Thermal Micro/Nanosystems
Thermal transport is becoming increasingly critical in the design and performance of micro-and nano-systems. Research in this area includes the development of a range of micropumping approaches and high-resolution measurement techniques. Representative projects include the development of a micromechanical electrohydrodynamics (MEHD) based liquid pump with multiple driving mechanisms to deliver high flow rates, and an ionic wind-driven heat transfer enhancement scheme. Other areas of research include microscale actuation of liquids using electrowetting and dielectrophoresis, thin film evaporation, single and two-phase microchannel transport and development of carbon nanotube-based heat spreaders. Research outcomes from these efforts have direct applications in providing solutions for the thermal management of microelectronics, and are supported by NSF and the State of Indiana, besides a wide range of industrial sponsors.

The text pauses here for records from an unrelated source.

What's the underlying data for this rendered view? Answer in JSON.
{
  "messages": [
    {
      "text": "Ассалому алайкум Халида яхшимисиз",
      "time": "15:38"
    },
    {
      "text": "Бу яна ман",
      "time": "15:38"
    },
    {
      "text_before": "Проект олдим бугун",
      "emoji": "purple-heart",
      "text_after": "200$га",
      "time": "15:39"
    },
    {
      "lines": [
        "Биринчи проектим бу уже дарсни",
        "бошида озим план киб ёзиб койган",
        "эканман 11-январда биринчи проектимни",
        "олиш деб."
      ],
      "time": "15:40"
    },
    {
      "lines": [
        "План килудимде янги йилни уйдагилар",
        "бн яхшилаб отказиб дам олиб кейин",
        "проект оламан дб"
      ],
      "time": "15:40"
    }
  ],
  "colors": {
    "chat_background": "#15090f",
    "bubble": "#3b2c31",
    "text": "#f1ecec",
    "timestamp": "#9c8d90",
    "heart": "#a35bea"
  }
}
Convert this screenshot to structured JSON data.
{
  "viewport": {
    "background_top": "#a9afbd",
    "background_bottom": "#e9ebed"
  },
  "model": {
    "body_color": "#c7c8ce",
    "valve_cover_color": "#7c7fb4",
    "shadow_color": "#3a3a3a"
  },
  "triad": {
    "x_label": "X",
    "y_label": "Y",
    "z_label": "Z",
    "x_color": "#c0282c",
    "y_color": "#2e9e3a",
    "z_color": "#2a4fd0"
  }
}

Nano Thermo-Physical Engineering
The behavior of any physical system can be related to atomic-scale description. With an atomic-level knowledge of the energy carrier (photon, electron, phonon, and fluid particle) characteristics and behaviors, one is able to move up to design nano- and micro-structures with the desired size effects, or to synthesize new materials with the desired functions. Research at the Nano Thermo-Physical Engineering Lab seeks to build and expand the understanding of the fundamentals of atomic-level carrier transport and interactions, and to apply this knowledge to important energy and information technologies. Current projects include the engineering of electron-phonon coupling in quantum dot solar cells, enhanced laser cooling of semiconductors and ion-doped solids, controlled thermal emission using modulated micro- and nano-structures, thermo-optical management of nano-lasers, etc.

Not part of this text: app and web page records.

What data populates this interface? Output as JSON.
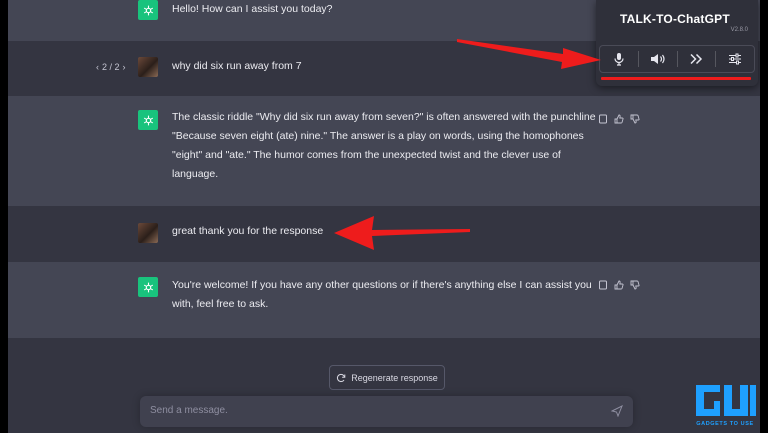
{
  "conversation": {
    "messages": [
      {
        "role": "assistant",
        "text": "Hello! How can I assist you today?"
      },
      {
        "role": "user",
        "text": "why did six run away from 7",
        "pager": "2 / 2"
      },
      {
        "role": "assistant",
        "lines": [
          "The classic riddle \"Why did six run away from seven?\" is often answered with the punchline",
          "\"Because seven eight (ate) nine.\" The answer is a play on words, using the homophones",
          "\"eight\" and \"ate.\" The humor comes from the unexpected twist and the clever use of",
          "language."
        ]
      },
      {
        "role": "user",
        "text": "great thank you for the response"
      },
      {
        "role": "assistant",
        "lines": [
          "You're welcome! If you have any other questions or if there's anything else I can assist you",
          "with, feel free to ask."
        ]
      }
    ]
  },
  "extension": {
    "title": "TALK-TO-ChatGPT",
    "version": "V2.8.0",
    "buttons": [
      "microphone-icon",
      "speaker-icon",
      "skip-icon",
      "settings-sliders-icon"
    ]
  },
  "composer": {
    "regenerate_label": "Regenerate response",
    "placeholder": "Send a message."
  },
  "watermark": {
    "logo_text": "GADGETS TO USE"
  },
  "colors": {
    "background": "#343541",
    "assistant_row": "#444654",
    "gpt_green": "#19c37d",
    "annotation_red": "#ee1c1c",
    "watermark_blue": "#1ea0ff"
  }
}
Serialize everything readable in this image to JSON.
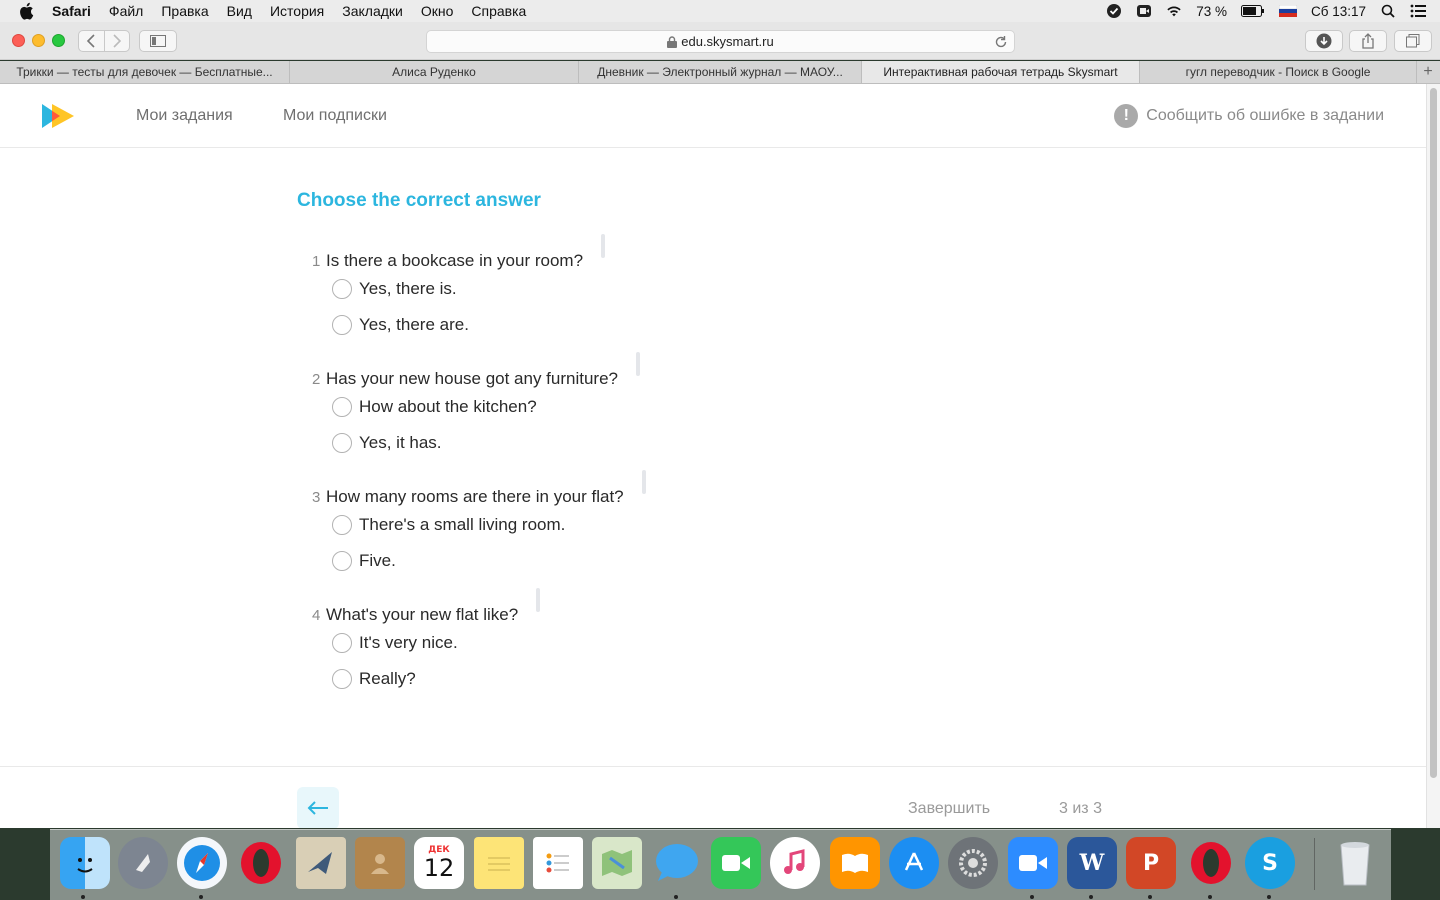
{
  "menubar": {
    "items": [
      "Safari",
      "Файл",
      "Правка",
      "Вид",
      "История",
      "Закладки",
      "Окно",
      "Справка"
    ],
    "battery": "73 %",
    "clock": "Сб 13:17"
  },
  "browser": {
    "url": "edu.skysmart.ru",
    "tabs": [
      "Трикки — тесты для девочек — Бесплатные...",
      "Алиса Руденко",
      "Дневник — Электронный журнал — МАОУ...",
      "Интерактивная рабочая тетрадь Skysmart",
      "гугл переводчик - Поиск в Google"
    ],
    "active_tab_index": 3
  },
  "site": {
    "nav": [
      "Мои задания",
      "Мои подписки"
    ],
    "report_label": "Сообщить об ошибке в задании"
  },
  "task": {
    "title": "Choose the correct answer",
    "questions": [
      {
        "num": "1",
        "text": "Is there a bookcase in your room?",
        "options": [
          "Yes, there is.",
          "Yes, there are."
        ]
      },
      {
        "num": "2",
        "text": "Has your new house got any furniture?",
        "options": [
          "How about the kitchen?",
          "Yes, it has."
        ]
      },
      {
        "num": "3",
        "text": "How many rooms are there in your flat?",
        "options": [
          "There's a small living room.",
          "Five."
        ]
      },
      {
        "num": "4",
        "text": "What's your new flat like?",
        "options": [
          "It's very nice.",
          "Really?"
        ]
      }
    ]
  },
  "footer": {
    "finish_label": "Завершить",
    "progress": "3 из 3"
  },
  "dock": {
    "calendar_month": "ДЕК",
    "calendar_day": "12",
    "apps": [
      "finder",
      "launchpad",
      "safari",
      "opera",
      "mail",
      "contacts",
      "calendar",
      "notes",
      "reminders",
      "maps",
      "messages",
      "facetime",
      "itunes",
      "books",
      "app-store",
      "system-preferences",
      "zoom",
      "word",
      "powerpoint",
      "opera",
      "skype",
      "trash"
    ]
  },
  "colors": {
    "accent": "#2cb6df",
    "text": "#2a2a2a",
    "muted": "#8a8a8a"
  }
}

Advanced Micro/Nanomechanical Materials and Process Technologies
To date, materials selection capability in micro/nanosystems applications has been relatively limited, due primarily to the predominance of microfabrication processes and infrastructure dedicated to silicon. While silicon has proven to be an excellent material for many applications, no one material can meet the needs of all applications. Research in this area, therefore, seeks to develop the materials and process technologies required for realization of applications that are either impractical or impossible using conventional silicon-based micromachining, e.g. biomedical and harsh environment applications. Areas of specific interest with this context that are currently under development include anisotropic titanium micromachining, micromechanical composites, and novel applications thereof.

 

  • The creation of new materials with superior strength, electrical conductivity, conduction or resistance to heat and other properties.
  • Microscopic machines for a variety of uses, including probes that could be injected into the body for medical diagnostics and repair.
  • A technology in which biology and electronics are merged, creating “bio-chips” that detect food-borne contamination, dangerous substances in the blood or chemical warfare agents in the air.
  • The creation of artificial organs and prosthetics that enhance the quality of life.